Friday, July 21, 2006

Where have you been?

Other than the two ladies I know read this blog (hi), I am not sure that anyone else even knows it exists. So, where have I been for three months? Well, after we got back from our Italy/Switzerland/France/UK trip, we decided to visit Disneyland for the cute kid's (below) birthday. Did he like Disneyland? Yes, although he's a little young to go on all the rides.

But something else happened - I fell in love with, maybe more like became obsessed with, Disneyland. We got annual passes, and started going every week. The great fireworks show (the best I've ever seen), the Parade, a lot of the details, and the squeaky clean, well running park, is just a joy to have dinner in, walk around in, enjoy and explore. I joined a couple of internet chat boards (micechat and mouseplanet), and organized an outing to Club 33, but since I spend a substantial amount of my time talking about Disneyland, I've neglected this blog, sadly. That will change, however, I promise, aside from the three posts today.

I should also mention that if you need an Orange County Personal Injury Attorney, or an Orange County DUI attorney, check out my sites.

Cutest kid ever

Jail visits - A Gripe

I have a gripe. I just got out of jail a few hours ago. Well, let me be more specific than that. I was visiting a client of mine, who is being held on $100,000 bail, in jail. This particular client calls to find out when I'm going to visit, collect, daily. His sister also calls at least five times per day, on average, his friend, and his father, also call anywhere from 5-10 times a day.

This is not uncommon. People in jail are somewhat cut off from contact with the outside world, and bored, so they tend to obsess about small details about their life, their case, and use their collect calls to call their family members, who then suggest that the client call me, and then the family members have to call to relay the entire conversation. My response to the call is then spread among family members, and then I get return calls from each famliy member, to make sure that the information they got from [sister/brother/spouse/parent] was correct.

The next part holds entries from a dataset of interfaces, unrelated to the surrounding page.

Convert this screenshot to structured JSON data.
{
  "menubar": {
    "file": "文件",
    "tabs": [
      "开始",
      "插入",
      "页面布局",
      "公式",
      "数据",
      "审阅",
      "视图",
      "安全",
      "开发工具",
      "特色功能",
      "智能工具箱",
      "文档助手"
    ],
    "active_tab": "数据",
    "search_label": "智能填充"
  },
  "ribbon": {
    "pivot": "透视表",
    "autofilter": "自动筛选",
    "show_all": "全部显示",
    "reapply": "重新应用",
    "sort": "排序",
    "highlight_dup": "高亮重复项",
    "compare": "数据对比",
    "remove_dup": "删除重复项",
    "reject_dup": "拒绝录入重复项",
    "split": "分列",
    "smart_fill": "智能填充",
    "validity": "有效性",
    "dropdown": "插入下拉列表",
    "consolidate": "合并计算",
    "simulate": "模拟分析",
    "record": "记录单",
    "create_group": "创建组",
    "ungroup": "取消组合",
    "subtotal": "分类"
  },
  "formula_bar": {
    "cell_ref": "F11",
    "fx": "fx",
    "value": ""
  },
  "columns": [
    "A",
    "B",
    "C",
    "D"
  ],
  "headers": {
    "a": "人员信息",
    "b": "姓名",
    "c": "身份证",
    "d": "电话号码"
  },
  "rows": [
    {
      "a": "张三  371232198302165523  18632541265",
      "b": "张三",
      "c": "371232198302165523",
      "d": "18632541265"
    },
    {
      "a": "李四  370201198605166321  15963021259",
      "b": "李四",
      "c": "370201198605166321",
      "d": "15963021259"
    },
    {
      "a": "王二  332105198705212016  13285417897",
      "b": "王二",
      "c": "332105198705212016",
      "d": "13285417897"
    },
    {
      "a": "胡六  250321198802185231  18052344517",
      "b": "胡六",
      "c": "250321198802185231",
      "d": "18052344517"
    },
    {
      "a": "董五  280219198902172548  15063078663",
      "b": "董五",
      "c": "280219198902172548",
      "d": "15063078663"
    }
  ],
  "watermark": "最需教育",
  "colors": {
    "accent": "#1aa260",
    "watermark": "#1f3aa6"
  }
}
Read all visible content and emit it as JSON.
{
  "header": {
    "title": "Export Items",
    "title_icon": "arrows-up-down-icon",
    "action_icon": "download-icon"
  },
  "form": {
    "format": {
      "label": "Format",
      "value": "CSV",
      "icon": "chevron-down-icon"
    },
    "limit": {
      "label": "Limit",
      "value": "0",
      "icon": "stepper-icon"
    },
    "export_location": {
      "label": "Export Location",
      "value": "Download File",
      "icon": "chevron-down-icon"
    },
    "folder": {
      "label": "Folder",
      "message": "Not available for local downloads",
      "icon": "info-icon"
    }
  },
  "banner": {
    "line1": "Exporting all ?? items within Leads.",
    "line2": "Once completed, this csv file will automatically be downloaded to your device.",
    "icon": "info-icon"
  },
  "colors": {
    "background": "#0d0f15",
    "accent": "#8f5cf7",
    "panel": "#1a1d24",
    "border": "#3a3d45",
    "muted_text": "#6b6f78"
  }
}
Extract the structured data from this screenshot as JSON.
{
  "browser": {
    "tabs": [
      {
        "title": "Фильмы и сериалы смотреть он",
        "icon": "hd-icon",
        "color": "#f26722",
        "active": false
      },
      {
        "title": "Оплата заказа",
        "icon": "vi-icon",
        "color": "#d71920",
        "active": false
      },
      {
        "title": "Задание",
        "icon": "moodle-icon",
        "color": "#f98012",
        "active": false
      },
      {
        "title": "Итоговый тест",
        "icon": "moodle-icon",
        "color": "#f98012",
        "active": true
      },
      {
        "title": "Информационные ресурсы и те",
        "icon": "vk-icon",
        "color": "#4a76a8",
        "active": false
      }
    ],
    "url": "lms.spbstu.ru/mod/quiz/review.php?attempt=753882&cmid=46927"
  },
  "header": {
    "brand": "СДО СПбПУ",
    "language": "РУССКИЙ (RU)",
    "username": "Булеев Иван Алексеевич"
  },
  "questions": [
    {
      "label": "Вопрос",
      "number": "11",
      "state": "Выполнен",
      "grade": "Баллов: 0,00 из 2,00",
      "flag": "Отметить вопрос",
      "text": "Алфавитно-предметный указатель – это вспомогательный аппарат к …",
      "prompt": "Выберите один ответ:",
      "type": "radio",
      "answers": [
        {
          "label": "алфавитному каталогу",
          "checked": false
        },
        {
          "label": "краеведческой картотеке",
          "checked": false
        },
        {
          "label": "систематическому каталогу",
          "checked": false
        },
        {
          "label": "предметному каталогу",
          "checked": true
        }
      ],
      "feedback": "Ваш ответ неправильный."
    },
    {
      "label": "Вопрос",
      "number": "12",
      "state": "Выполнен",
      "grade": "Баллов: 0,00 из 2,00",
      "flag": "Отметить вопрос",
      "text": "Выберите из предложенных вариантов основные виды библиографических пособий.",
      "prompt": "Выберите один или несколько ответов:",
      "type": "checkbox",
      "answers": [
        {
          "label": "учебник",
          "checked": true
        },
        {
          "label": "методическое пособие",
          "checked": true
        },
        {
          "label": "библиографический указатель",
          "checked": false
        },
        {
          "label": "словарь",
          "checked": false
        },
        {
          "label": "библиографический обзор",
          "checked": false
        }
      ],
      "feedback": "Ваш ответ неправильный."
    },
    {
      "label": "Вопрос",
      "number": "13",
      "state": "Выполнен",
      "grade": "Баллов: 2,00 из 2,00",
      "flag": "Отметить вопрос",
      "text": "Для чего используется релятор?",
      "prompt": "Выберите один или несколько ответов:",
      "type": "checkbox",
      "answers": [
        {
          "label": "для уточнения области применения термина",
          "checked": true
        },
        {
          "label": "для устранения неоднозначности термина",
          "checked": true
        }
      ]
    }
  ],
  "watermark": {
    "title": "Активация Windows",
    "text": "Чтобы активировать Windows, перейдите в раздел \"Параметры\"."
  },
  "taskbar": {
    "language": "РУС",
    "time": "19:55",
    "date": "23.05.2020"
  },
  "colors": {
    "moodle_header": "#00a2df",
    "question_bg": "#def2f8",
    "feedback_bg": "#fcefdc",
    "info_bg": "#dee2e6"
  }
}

In this particular case, I barely had time to review the police report, and upon reviewing it, I noted an issue that I intend to raise in a motion. If granted, this case could be dismissed. However, there's no way I can get this motion researched, written, served on the DA's office, filed with the court, and be prepared to argue it before the court and opposing counsel within the client's 10 day speedy trial right, especially with the constant interruptions, and constant requests for jail visits.

The first time I visited this client in jail, he asked me to promise to visit him again when he had the police report. I mailed him a copy for his review, along with my comments. Today, he said that he forgot the report back in his cell. "Oh, and I had like 100 questions to ask you -- I wrote them down -- but, dude, I forgot that in my cell also. Can you visit me again tomorrow?"

Clients, and their families and loved ones, don't realize that, although attorneys can visit 24 hours a day, (and believe me, I have), jail visits are not an easy, or quick, procedure. In Orange County, jail visits require that you find, and pay for parking, walk several blocks, and then fill out an information card. Assuming that the client is not (a) being fed, a process which requires lockdown and release of one section at a time, taking two hours total for each feeding; (b) seeing a doctor or medical personnel, which can also take hours; (c) in protective custody, it usually takes almost an hour just to sit down in front of the client. In Riverside or San Bernardino counties, and in some jails in Los Angeles, attorneys are led through a metal detector and lockers area, searched, are required to submit photo ID and our bar card for a background check, and then issued official identification to wear, a process that can take some time. And, in state prison, because they do visiting days based upon race (yes, based upon race, and it's legal), if you visit on the wrong day, you could be waiting for a long time along with the thousand or so people also trying to see people with the same ethnic background as your client, whatever that may be.

It can be frustrating, and I am not proposing a solution. As mentioned in my first sentence, this is just a gripe, and I felt I had to get it off my chest.